▶ **Your assignment**
The answer is the set of lines that include "Transformed", copied from the data below.

App and web page records:
________________________________________

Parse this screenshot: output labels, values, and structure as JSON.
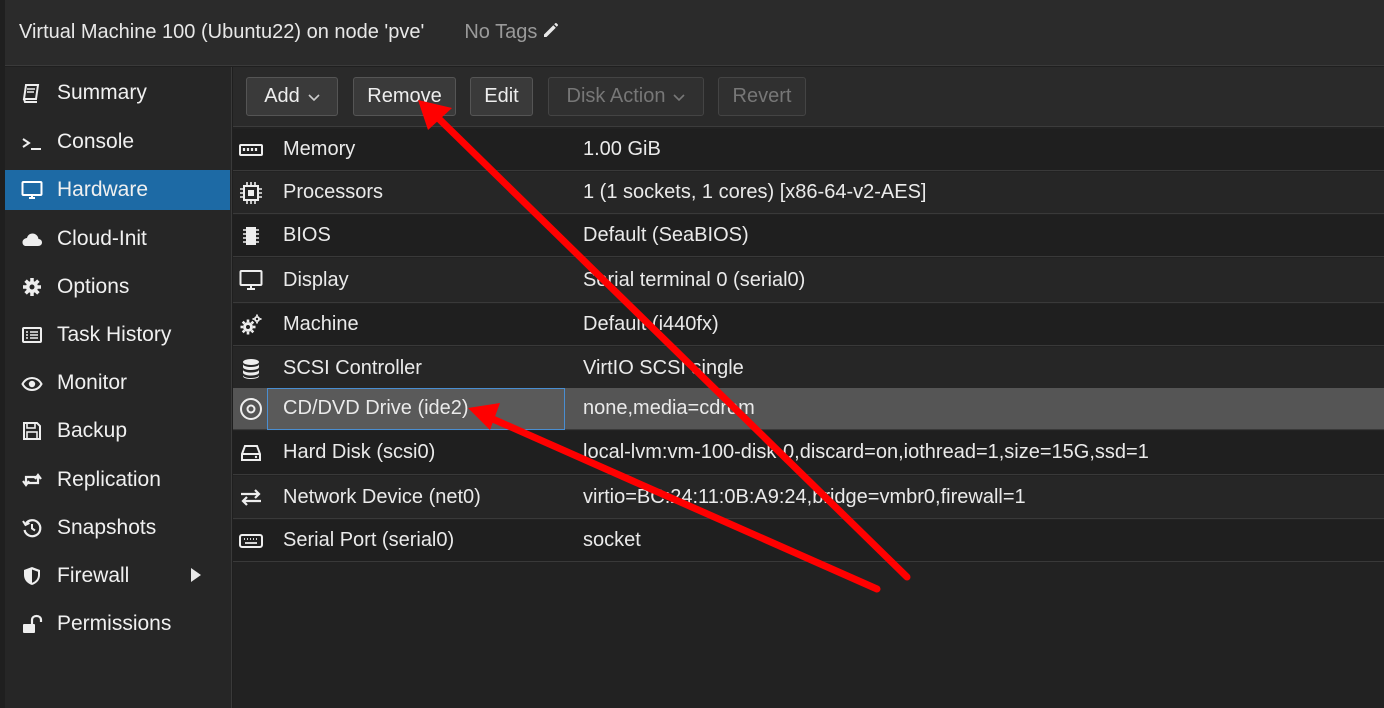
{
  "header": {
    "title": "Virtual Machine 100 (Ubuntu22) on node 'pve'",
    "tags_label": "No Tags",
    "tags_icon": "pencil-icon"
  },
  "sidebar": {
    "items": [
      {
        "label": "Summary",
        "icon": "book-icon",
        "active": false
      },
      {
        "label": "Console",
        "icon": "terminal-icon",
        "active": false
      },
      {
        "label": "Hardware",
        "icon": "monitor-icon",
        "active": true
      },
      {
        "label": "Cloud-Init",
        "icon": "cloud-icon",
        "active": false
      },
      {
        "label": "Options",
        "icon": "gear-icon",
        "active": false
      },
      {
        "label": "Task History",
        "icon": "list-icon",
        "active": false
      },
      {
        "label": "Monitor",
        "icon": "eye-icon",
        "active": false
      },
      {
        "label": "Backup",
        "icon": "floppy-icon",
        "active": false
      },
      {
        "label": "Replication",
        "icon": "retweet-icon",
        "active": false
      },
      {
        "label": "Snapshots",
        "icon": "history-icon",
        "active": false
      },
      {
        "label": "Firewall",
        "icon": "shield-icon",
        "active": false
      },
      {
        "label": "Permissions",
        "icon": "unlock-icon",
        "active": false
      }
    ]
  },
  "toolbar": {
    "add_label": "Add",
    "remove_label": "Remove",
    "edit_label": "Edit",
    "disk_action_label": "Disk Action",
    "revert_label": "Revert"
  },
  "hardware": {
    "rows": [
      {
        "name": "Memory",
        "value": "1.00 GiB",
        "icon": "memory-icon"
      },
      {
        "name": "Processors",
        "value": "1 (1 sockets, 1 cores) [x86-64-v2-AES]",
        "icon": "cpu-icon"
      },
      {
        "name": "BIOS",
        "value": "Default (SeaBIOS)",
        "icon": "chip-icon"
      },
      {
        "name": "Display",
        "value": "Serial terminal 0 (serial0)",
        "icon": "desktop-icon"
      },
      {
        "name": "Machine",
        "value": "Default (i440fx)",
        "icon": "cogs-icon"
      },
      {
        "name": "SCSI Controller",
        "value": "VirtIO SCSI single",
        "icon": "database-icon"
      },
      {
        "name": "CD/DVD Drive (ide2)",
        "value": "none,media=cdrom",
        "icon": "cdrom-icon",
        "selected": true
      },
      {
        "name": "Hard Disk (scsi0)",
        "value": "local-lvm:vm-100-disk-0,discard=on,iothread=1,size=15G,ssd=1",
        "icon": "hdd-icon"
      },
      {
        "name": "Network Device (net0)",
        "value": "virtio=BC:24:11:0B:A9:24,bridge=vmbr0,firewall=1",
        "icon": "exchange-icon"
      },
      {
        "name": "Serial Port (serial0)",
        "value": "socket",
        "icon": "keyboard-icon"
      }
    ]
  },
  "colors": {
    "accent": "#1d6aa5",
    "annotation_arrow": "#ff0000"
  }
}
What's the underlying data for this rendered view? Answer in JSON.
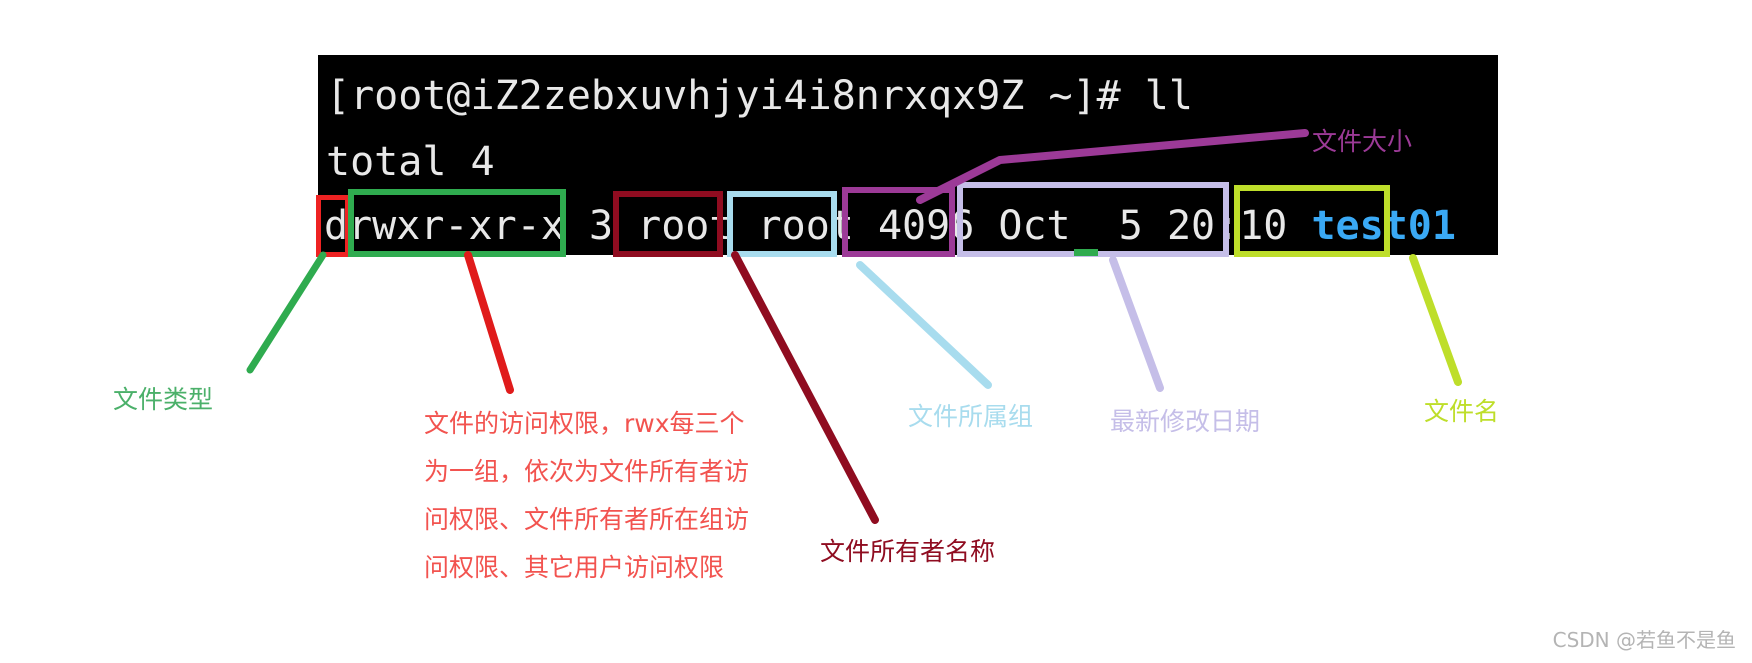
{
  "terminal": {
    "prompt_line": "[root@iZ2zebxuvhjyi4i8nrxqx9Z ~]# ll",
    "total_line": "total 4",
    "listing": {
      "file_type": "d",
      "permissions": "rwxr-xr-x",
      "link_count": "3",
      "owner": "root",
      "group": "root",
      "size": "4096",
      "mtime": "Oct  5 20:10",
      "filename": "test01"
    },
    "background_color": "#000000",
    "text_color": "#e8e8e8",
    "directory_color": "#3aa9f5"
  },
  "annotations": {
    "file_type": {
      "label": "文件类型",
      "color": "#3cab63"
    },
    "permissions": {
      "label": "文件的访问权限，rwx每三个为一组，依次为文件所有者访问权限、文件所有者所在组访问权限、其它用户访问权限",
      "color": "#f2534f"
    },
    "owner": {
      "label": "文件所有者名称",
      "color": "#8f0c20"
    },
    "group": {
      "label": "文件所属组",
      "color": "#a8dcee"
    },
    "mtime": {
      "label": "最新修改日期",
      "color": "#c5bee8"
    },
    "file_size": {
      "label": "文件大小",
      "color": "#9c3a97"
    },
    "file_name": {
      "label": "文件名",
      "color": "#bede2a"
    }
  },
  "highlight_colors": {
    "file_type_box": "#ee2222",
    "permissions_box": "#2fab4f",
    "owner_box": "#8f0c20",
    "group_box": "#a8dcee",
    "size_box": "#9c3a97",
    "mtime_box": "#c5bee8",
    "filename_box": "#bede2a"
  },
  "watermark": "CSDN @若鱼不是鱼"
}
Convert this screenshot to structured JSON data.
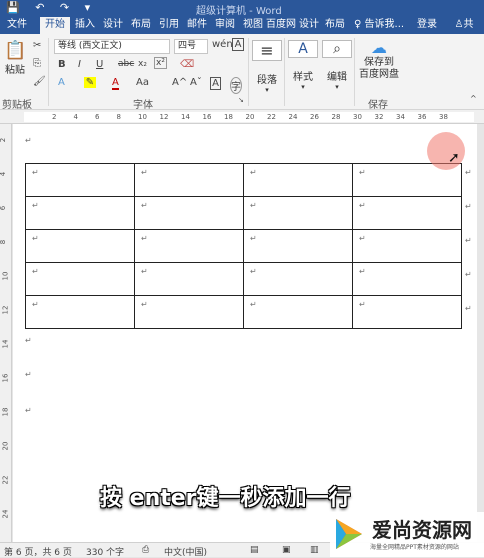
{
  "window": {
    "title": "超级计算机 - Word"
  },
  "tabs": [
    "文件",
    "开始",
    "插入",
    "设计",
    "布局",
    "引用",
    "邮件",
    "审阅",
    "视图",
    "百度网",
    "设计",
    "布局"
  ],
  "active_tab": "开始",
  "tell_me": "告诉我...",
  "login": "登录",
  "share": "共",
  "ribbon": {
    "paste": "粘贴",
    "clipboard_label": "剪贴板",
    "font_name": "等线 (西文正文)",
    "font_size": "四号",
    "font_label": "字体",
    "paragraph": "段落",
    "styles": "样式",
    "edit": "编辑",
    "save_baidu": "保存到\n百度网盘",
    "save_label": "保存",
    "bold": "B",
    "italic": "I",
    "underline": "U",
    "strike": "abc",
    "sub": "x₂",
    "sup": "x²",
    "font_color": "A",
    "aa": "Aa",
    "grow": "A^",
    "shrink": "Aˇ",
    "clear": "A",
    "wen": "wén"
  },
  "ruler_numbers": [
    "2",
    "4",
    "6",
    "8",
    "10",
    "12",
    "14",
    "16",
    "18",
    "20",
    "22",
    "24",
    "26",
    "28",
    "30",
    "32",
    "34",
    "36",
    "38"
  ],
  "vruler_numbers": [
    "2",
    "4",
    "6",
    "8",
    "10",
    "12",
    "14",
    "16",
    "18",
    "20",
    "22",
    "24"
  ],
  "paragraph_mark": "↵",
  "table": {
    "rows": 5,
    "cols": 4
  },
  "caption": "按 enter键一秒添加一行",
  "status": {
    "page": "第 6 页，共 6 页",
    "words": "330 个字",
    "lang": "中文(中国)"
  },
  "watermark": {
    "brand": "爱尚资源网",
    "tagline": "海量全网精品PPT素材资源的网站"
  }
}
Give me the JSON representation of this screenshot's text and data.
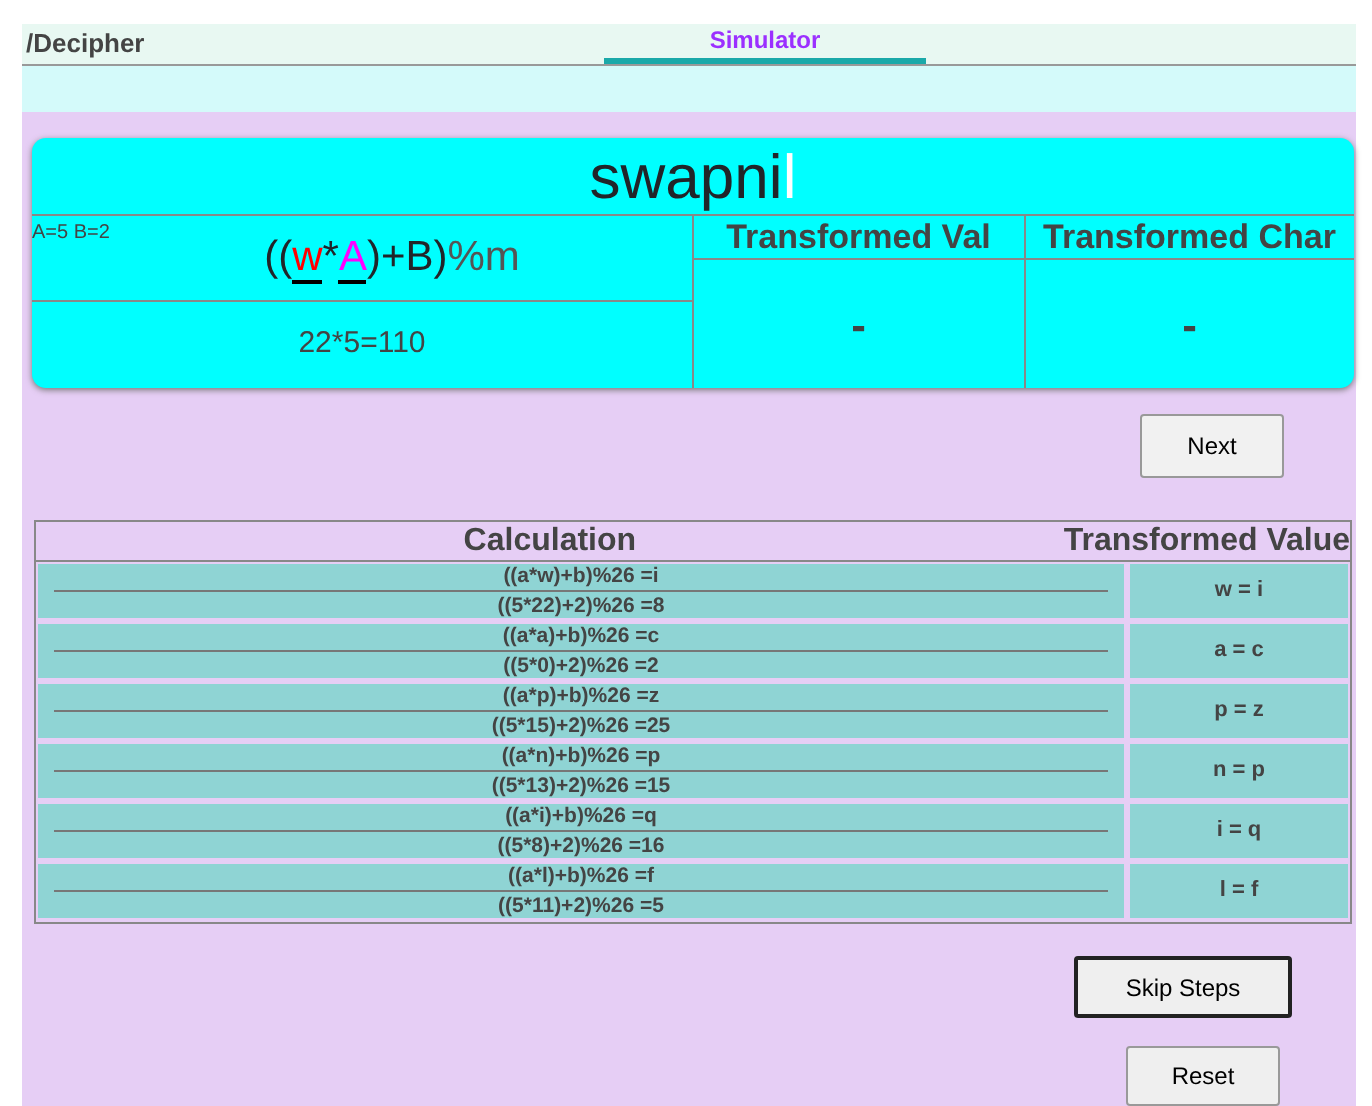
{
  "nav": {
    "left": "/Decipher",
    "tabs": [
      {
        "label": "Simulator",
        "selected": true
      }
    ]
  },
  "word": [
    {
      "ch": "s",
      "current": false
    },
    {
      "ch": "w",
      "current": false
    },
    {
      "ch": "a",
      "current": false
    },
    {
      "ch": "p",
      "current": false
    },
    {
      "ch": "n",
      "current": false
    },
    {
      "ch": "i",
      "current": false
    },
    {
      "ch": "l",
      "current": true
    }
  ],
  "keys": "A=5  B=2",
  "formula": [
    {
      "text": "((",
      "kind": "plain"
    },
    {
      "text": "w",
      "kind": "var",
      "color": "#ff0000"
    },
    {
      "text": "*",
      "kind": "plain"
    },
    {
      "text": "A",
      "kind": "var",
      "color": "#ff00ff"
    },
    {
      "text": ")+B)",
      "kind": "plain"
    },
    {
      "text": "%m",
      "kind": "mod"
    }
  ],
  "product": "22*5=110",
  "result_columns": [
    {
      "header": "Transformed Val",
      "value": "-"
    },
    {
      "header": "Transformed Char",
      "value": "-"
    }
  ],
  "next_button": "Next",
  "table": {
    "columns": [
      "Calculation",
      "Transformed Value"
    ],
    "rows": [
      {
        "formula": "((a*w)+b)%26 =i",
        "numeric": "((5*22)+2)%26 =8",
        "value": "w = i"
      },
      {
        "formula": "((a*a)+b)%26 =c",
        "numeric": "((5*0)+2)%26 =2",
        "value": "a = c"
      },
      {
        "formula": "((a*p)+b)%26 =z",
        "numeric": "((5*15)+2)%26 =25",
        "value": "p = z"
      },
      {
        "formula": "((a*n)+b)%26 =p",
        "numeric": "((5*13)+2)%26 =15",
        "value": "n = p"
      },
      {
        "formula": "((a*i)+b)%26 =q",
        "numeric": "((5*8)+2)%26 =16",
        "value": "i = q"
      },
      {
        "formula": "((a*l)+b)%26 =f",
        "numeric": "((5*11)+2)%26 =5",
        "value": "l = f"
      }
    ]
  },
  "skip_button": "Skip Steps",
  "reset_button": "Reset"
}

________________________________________

▶ **Task response**
      "header": "Transformed Val",
      "header": "Transformed Char",
      "Transformed Value"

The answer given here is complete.